Every line of the records below that has the word "flag" should be copied.

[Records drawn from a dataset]
____________

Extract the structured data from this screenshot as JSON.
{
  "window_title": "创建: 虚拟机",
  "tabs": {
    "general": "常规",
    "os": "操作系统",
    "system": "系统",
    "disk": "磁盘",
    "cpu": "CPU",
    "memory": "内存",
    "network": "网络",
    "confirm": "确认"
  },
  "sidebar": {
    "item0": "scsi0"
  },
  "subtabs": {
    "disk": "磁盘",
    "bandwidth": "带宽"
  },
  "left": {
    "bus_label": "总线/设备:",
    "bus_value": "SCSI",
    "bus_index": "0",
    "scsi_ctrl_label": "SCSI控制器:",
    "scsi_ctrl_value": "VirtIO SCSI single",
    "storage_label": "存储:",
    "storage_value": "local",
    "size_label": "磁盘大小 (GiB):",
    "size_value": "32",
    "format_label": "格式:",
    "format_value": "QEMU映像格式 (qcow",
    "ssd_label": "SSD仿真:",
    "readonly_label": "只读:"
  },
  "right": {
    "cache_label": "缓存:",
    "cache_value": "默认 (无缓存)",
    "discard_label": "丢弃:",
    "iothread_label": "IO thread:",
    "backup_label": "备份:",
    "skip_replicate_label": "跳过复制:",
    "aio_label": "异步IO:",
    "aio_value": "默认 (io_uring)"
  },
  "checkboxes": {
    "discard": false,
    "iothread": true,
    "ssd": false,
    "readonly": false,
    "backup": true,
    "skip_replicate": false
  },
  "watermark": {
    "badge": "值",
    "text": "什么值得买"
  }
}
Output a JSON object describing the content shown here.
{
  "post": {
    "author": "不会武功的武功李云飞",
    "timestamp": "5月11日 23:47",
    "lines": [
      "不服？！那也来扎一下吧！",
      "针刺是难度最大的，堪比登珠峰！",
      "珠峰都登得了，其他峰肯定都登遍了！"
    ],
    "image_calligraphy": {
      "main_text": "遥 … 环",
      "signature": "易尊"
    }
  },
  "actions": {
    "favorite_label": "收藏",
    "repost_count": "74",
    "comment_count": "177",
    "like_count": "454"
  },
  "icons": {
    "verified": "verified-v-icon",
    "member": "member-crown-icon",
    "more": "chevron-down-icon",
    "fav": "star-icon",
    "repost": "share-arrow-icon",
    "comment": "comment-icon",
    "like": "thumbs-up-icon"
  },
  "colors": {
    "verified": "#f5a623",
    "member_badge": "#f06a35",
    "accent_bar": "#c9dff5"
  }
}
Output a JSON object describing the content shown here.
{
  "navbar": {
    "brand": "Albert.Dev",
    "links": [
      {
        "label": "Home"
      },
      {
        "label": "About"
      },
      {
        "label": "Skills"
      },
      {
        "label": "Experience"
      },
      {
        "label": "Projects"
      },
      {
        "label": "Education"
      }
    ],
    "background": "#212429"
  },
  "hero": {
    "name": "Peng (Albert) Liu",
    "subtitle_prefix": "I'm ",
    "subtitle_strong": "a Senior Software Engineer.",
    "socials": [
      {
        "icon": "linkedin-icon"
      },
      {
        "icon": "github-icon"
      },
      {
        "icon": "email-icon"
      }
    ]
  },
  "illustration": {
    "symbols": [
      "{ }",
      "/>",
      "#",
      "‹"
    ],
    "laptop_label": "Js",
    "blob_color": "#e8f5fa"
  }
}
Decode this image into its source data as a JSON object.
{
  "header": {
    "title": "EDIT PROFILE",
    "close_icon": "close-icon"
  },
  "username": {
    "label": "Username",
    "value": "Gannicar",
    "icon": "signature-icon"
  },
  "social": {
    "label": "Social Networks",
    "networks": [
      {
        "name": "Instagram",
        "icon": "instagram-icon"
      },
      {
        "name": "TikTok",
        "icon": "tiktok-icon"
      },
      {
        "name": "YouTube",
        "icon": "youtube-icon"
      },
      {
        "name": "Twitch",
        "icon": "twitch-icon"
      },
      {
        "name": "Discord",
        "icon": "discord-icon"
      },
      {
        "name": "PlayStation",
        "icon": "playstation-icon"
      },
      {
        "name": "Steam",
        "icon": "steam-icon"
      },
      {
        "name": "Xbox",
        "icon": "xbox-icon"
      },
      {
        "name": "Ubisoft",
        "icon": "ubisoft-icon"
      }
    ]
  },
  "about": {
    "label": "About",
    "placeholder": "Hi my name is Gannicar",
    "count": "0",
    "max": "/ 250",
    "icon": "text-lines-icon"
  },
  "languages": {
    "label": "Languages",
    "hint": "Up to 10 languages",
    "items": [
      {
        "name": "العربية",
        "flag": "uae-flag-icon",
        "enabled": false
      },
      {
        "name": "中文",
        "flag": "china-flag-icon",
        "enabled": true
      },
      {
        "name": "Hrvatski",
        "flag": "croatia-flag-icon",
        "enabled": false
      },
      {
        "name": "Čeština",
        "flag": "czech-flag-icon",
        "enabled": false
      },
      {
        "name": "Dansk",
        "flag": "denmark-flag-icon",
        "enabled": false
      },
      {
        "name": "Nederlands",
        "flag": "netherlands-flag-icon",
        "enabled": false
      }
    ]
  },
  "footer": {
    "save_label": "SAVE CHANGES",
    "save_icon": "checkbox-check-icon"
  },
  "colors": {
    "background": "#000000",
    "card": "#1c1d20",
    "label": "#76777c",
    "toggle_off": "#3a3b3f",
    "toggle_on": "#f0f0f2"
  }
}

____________

** RESULT **
        "flag": "uae-flag-icon",
        "flag": "china-flag-icon",
        "flag": "croatia-flag-icon",
        "flag": "czech-flag-icon",
        "flag": "denmark-flag-icon",
        "flag": "netherlands-flag-icon",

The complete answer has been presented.